Last week, the Department of Veterans Affairs (VA) published the interim final rule for implementing the Family Caregiver Program of the Caregivers and Veterans Omnibus Health Services Act 2010. This new rule will provide additional support to eligible post-9/11 veterans who elect to receive their care in a home setting from a primary Family Caregiver.
“We at VA know that every day is a challenge for our most seriously injured veterans and their family caregivers,” said VA Secretary Eric K. Shinseki. “I know many veterans and their family caregivers have been waiting anxiously for this day and I urge them to get their applications in as soon as possible so they can receive the additional support they have earned.”
On May 9, staff in VA’s Office of Care Management and Social Work will open the application process for eligible post-9/11 veterans and servicemembers to designate their Family Caregivers.
Additional services for primary Family Caregivers of eligible post-9/11 veterans and servicemembers include a stipend, mental health services, and access to health care insurance, if they are not already entitled to care or services under a health care plan. Comprehensive caregiver training and medical support are other key components of this program.
The program builds on the foundation of caregiver support now provided at VA and reflects what families and clinicians have long known; that Family Caregivers in a home environment can enhance the health and well-being of veterans under VA care.
Veterans may download a copy of the Family Caregiver program application (VA CG 10-10) at www.caregiver.va.gov. The application enables the veteran to designate a primary Family Caregiver and secondary Family Caregivers if needed. Caregiver Support Coordinators are stationed at every VA medical center and via phone at (877) 222-8387 to assist veterans and their Family Caregivers with the application process.
“Providing support to Family Caregivers who sacrifice so much to allow veterans to remain at home surrounded by their loved ones, is very important to us at VA. We offer a range of caregiver support services including training, counseling and respite care to ensure that our caregivers have the tools and support they need to continue in their care giving role,” said Deborah Amdur, VA’s Chief Consultant for Care Management and Social Work. “We appreciate the patience, support and assistance we have received from veterans, Veterans Service Organizations, and the greater caregiver community in shaping this program and bringing this new VA program to our wounded warriors and their dedicated Family Caregivers.”
Caregivers for veterans of all eras are eligible for respite care, education and training on what it means to be a caregiver, how to best meet the veteran’s care needs, and the importance of self-care when in a care giving role. The full range of VA services already provided to caregivers will continue, and local Caregiver Support Coordinators at each VA medical center are available to assist Family Caregivers in identifying benefits and services they may be eligible for. The Caregiver Support Coordinators are well versed in VA programs and also have information about other local public, private and non-profit agency support services that are available to support Veterans and their Family.

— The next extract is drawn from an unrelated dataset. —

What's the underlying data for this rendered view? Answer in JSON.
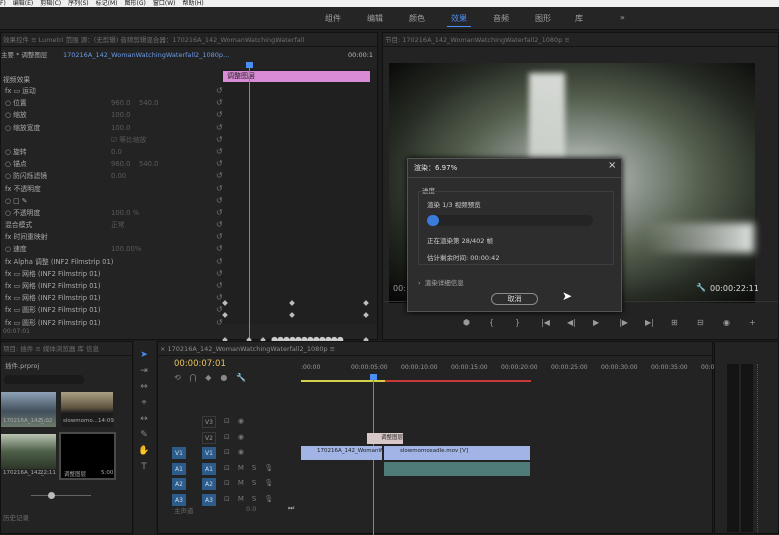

Caregivers at home
VA programs for Veterans and their Family Caregivers include:
• In-Home and Community Based Care: This includes skilled home health care, homemaker home health aide services, community adult day health care and Home Based Primary Care.
• Respite Care: Designed to relieve the Family Caregiver from the constant challenge of caring for a chronically ill or disabled veteran at home, respite services can include in-home care, a short stay in one of VA’s community living centers or an environment designed for adult day health care.
• Caregiver education and training programs: VA currently provides multiple training opportunities which include pre-discharge care instruction and specialized caregiver programs in multiple severe traumas such as Traumatic Brain Injury (TBI), Spinal Cord Injury/Disorders, and Blind Rehabilitation. VA has a Family Caregiver assistance healthy living center on My HealtheVet, www.myhealth.va.gov, as well as caregiver information on the VA’s main Web page health site; both Websites include information on VA and community resources and Caregiver health and wellness.
• Caregiver support groups and other services: Family Caregiver support groups, offered in a face to face setting or on the telephone, provide emotional and peer support, and information. Family Caregiver services include family counseling, spiritual and pastoral care, family leisure and recreational activities and temporary lodging in Fisher Houses.
• Other services: VA provides durable medical equipment and prosthetic and sensory aides to improve function, financial assistance with home modification to improve access and mobility, and transportation assistance for some veterans to and from medical appointments.
The Disabled American Veterans (DAV) organization is running a VAHC van from Durango on Tuesdays and Thursdays, call (505) 239-2769, and from the Farmington area on Mondays and Wednesdays, call (505) 793-2915 or (505) 325-4775.
Durango VA Clinic
The Durango VA Outpatient Clinic is located at 1970 E. 3rd Ave., Durango, CO 81301 (the old Mercy Medical Center). The phone?number is?(970) 247-2214.
For information on these and other veteran’s benefits, please call or stop by the Archuleta County Veterans Service Office located at the Senior Center in the Pagosa Springs Community Center on Hot Springs Blvd. The office number is 264-4013, the fax number is 264-4014, cell number is 946-6648, and e-mail is firstname.lastname@example.org.
The office is open from 8 a.m. to 4 p.m., Monday through Friday. Bring your DD Form 214 (Discharge) for application for VA programs, and for filing in the VSO office.